Ghanaians have been warned to brace up to pay more for fuel if the local currency, the cedi, continues to depreciate against the dollar.
For the last three months, fuel prices have been reviewed upwards pushing consumers to squeeze additional monies for fuel purchases.
Even though the price of crude oil at the international market is still hovering at 55 dollars a barrel, the depreciation of the cedi against the dollar means Ghanaians have to pay more for fuel.
The price build for fuel in Ghana is largely influenced by currency performance, prices of oil on the international market as well taxes imposed or abolished.

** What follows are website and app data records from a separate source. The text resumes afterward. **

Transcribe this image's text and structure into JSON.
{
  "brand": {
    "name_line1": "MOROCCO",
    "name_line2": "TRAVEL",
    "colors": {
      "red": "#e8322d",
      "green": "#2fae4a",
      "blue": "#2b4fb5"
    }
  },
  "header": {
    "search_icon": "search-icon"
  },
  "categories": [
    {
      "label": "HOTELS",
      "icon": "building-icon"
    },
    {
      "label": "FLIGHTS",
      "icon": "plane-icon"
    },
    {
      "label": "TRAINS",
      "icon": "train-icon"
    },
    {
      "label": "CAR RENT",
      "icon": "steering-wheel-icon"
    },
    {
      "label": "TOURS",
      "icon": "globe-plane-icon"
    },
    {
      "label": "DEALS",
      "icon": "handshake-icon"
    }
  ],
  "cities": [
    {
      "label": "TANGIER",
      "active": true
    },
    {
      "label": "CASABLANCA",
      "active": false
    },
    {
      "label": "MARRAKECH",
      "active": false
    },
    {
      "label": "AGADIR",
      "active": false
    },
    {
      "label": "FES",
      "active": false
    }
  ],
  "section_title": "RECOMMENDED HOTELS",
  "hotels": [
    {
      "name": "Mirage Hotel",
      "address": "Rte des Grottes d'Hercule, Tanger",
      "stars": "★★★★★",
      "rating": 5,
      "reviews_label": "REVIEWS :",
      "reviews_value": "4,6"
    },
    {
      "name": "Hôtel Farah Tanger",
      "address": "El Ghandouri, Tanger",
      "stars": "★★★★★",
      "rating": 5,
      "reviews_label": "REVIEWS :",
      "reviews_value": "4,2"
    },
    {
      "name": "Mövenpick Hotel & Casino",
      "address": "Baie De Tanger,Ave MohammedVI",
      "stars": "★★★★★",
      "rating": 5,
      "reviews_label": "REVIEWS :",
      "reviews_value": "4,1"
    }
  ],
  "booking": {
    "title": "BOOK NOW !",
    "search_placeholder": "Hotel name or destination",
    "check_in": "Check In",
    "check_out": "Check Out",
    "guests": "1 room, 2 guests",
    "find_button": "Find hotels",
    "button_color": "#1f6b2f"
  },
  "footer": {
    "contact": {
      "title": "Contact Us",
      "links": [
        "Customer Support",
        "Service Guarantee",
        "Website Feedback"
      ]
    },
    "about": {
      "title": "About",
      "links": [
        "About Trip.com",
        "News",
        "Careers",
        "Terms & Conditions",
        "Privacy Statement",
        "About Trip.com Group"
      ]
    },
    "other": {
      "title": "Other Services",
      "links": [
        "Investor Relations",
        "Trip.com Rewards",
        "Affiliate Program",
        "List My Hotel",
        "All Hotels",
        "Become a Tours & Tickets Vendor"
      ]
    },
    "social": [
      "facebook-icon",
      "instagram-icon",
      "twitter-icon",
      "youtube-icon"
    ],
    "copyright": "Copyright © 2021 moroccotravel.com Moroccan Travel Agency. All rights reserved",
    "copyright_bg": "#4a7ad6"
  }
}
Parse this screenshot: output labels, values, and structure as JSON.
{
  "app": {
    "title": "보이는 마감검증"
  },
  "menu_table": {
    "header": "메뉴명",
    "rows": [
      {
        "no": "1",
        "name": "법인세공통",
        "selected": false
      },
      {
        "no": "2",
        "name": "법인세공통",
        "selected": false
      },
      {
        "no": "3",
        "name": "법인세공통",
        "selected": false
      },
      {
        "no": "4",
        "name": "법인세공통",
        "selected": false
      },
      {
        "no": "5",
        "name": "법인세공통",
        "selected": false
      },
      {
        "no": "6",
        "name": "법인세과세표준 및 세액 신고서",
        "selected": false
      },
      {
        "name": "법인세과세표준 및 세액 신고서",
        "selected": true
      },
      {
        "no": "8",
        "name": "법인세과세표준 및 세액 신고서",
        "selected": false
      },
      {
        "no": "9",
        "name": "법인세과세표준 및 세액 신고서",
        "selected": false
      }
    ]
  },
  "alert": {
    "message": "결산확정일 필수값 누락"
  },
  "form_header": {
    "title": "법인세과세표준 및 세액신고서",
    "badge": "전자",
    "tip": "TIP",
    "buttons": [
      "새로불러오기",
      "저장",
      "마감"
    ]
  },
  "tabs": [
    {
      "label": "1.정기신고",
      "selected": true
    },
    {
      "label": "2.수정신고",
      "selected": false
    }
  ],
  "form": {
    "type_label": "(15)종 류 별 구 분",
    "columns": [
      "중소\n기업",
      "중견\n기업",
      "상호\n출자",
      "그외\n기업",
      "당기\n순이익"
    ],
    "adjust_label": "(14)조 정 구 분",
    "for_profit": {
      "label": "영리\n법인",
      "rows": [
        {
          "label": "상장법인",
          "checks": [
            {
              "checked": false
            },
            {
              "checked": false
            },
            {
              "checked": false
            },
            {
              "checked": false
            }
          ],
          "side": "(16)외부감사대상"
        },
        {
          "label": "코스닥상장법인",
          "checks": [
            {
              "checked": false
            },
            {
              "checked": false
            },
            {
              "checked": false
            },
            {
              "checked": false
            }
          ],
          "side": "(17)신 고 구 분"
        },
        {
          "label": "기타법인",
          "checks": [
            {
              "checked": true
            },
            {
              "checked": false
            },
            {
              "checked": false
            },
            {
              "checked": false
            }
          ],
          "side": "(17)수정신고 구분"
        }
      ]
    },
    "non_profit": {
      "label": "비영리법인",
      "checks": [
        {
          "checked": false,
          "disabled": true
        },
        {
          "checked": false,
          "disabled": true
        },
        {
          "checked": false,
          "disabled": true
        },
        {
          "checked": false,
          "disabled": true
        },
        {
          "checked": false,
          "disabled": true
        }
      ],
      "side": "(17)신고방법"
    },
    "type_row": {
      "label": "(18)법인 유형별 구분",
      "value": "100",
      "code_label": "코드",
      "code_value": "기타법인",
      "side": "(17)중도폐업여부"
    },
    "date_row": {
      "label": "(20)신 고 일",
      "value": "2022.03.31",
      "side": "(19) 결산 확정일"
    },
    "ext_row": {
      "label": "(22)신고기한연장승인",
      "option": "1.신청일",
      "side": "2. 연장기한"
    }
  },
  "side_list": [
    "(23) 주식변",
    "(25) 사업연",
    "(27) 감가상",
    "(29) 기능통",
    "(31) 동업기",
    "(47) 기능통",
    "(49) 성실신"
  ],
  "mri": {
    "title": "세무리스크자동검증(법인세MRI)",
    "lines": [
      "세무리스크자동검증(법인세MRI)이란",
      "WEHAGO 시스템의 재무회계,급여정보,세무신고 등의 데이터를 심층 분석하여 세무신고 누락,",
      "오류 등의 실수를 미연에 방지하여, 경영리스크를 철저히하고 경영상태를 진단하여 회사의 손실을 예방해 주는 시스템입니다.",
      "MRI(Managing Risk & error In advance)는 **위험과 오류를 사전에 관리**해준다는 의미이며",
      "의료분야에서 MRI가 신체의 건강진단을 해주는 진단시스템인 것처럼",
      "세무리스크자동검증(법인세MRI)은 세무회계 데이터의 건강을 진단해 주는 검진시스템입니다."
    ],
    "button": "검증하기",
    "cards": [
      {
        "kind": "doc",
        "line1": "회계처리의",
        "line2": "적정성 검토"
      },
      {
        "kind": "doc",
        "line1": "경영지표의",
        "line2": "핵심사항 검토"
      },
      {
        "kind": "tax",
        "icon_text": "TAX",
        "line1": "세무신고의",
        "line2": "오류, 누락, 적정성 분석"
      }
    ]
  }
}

A change in each of these could either lead to an increase or decrease in prices of fuel in Ghana, even though the prices have barely been reviewed downwards.
With the cedi still on a free fall against the major currencies, fuel prices on the local market is set to experience another upward review.
Under the deregulation of the downstream petroleum sector the OMCs review prices of petroleum products every two weeks. However since the January, 2017, prices have been reviewed every week. The petroleum products have increased between 8 and 11 percent within the first week of January. This was also followed by an increase of between 4 and 10 percent last week.
Consumers have been protesting the rampant increases.
Speaking to Joy News, the Executive Secretary of the Chamber of Petroleum Consumers, Duncan Amoah painted a rather gloomy scenario.
“We are saying that the government should, through the Bank of Ghana, work to stabilize the cedi in order to be able to curtail the rampant increases we are seeing.
In the absence of that, these things are likely to continue and we are likely to have much further increases at pump prices going forward,” he suggested.
As a result of the increases the prices of kerosene, diesel and super are ranging from 3 cedis to 5 cedis per litre and it could increase further with the fall of the cedi.
Duncan said not only should government stabilize the cedi, it must give some minimum dispensation to petroleum importers in the country to allow more competitiveness in the sector.